Untrusting and cloned, John Carpenter works The Thing as a finely tuned thriller and a consistent, murder-filled mystery. That is the downfall that kept it from reaching the highs it should have on its initial release, but the firm hand behind the camera with fixed ideas keeps it far more relevant and engaged than most of the films that tried to replicate or ruin it. But they can never touch The Thing, a perfect example of shifting tones, uneasy tensions and an ensemble coming together as they drift apart. It is the iconography and systematic devaluation of Alien and all the boxed-in horror tropes of a group of characters not knowing how to deal with a presence beyond their conception that makes it so broad and exciting.
Before his turn as the alien tree or angry driver man, Vin Diesel was piling his plate high with science-fiction horror shows. Pitch Black, the jargon-heavy romp through the final frontier is about as awkwardly confused as it gets for his early career. Editing devoid of logic crashes these characters on a planet of unknown origin but breathable atmosphere. One of the many great strokes of luck for this doomed crew of space travellers. A disaster of no concern presents the setting for David Twohy’s feature, which hopes to throw its audiences in the deep end of science-fiction. The least he could do is help us float, but many will drown in the thick waters of specialised vernacular.

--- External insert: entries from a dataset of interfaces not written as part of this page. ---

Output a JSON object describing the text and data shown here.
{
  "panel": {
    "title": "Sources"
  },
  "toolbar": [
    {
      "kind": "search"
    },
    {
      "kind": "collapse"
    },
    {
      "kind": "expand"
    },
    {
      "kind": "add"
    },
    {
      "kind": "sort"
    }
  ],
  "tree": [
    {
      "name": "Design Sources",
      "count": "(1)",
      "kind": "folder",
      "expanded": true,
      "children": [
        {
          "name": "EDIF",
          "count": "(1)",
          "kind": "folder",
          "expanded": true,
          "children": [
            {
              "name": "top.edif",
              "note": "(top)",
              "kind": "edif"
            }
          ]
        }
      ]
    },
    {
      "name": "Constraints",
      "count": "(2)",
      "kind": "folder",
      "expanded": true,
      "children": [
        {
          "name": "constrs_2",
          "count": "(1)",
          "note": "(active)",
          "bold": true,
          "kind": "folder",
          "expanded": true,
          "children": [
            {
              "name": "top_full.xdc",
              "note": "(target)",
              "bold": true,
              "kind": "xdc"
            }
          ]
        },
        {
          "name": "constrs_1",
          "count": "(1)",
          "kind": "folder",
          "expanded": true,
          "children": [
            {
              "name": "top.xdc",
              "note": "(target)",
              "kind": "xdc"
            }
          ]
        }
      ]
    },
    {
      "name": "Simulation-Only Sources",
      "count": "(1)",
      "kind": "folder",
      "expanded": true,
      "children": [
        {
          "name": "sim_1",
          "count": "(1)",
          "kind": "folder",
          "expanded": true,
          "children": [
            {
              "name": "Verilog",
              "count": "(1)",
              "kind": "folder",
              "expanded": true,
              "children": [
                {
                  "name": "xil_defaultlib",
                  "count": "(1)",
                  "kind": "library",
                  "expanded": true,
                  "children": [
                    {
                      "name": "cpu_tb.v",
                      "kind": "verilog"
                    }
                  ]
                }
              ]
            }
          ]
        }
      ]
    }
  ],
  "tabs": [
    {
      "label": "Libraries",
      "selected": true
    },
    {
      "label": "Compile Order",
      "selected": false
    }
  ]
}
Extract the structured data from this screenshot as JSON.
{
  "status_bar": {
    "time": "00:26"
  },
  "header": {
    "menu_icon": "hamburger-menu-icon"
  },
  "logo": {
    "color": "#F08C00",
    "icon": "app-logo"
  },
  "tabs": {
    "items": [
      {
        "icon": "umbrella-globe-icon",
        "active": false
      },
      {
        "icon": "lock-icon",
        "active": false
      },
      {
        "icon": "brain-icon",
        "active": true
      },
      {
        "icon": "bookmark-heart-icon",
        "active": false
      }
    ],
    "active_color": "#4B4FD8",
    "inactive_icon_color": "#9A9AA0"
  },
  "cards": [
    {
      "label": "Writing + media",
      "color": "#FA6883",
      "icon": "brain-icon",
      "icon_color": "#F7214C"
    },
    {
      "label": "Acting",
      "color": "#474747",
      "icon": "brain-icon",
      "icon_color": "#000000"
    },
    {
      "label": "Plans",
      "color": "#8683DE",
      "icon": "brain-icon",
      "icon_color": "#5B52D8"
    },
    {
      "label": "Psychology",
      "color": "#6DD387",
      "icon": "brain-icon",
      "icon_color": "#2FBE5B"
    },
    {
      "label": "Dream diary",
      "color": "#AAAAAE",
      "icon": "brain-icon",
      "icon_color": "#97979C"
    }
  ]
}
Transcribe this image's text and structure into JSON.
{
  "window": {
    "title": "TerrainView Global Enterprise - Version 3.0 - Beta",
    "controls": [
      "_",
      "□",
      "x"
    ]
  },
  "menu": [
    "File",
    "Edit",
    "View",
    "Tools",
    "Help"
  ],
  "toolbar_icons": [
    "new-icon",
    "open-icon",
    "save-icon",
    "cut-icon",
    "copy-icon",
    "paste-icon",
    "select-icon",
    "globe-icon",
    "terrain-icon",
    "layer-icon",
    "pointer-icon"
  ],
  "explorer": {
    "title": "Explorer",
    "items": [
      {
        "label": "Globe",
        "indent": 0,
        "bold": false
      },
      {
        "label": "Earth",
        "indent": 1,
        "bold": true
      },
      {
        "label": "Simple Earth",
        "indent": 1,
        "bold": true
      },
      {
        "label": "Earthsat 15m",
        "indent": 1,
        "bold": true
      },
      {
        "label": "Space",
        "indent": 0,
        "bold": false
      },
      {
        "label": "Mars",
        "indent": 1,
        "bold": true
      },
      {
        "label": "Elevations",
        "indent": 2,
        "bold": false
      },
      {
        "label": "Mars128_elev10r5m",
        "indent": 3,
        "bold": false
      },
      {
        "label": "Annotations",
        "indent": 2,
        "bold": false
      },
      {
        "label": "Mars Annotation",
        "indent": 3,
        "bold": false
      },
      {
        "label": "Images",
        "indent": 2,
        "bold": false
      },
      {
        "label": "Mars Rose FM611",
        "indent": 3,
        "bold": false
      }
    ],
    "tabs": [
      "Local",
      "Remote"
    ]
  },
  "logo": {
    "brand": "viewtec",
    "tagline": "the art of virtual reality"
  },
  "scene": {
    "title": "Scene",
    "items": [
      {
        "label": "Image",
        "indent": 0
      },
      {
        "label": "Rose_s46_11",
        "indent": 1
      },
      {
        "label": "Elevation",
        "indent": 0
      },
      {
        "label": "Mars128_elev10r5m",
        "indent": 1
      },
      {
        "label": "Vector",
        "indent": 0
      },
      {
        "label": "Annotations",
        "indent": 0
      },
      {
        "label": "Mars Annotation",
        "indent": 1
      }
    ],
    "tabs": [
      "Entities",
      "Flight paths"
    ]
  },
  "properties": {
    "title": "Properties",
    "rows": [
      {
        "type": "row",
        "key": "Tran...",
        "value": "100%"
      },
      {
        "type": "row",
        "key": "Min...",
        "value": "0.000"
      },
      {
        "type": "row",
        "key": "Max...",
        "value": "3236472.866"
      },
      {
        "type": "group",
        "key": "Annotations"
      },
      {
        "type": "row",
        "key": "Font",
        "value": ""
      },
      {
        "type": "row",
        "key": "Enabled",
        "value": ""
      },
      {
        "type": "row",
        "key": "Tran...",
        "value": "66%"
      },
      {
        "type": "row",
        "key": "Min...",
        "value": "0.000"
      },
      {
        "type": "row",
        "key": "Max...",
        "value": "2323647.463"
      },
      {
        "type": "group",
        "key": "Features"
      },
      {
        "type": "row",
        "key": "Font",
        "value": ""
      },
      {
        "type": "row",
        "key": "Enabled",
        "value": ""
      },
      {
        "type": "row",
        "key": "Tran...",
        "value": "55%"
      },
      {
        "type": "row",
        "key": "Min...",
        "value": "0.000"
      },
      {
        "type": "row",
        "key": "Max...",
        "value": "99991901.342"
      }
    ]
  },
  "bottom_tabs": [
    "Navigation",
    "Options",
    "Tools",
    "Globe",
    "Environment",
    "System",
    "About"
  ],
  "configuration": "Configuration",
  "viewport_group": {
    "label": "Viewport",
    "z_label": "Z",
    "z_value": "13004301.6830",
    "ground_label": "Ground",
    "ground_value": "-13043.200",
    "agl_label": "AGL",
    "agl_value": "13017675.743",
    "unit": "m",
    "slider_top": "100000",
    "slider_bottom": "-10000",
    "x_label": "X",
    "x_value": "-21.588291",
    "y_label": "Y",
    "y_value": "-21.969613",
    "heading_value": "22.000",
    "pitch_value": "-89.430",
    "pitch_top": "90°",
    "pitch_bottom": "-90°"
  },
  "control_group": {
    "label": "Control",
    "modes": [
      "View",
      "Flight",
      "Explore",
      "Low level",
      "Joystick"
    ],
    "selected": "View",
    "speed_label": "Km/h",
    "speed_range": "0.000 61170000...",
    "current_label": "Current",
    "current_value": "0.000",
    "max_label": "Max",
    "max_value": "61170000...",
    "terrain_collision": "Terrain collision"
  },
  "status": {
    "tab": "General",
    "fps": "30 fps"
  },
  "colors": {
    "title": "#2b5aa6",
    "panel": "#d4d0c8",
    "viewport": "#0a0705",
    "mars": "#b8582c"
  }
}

What can be said about Uwe Boll? A man so hated by Hollywood that he quit the industry and opened up a restaurant. A director so vilified by critics that he offered them out for a boxing match, and proceeded to hospitalise the vast majority of them. Uwe Boll is a creator of content that would fall gracefully into the shlock and awe category, films that are so disgusting, random, repugnant and vile that they have some bleak and charming energy to them. They do to me, anyway, and I do find myself somewhat a fan of his work. If that makes me the world’s biggest idiot or a scholar of modern art, it’s up in the air for now though. What I do know though is that Fuck You All: The Uwe Boll Story is a superbly crafted documentary that really digs in deep with its subject.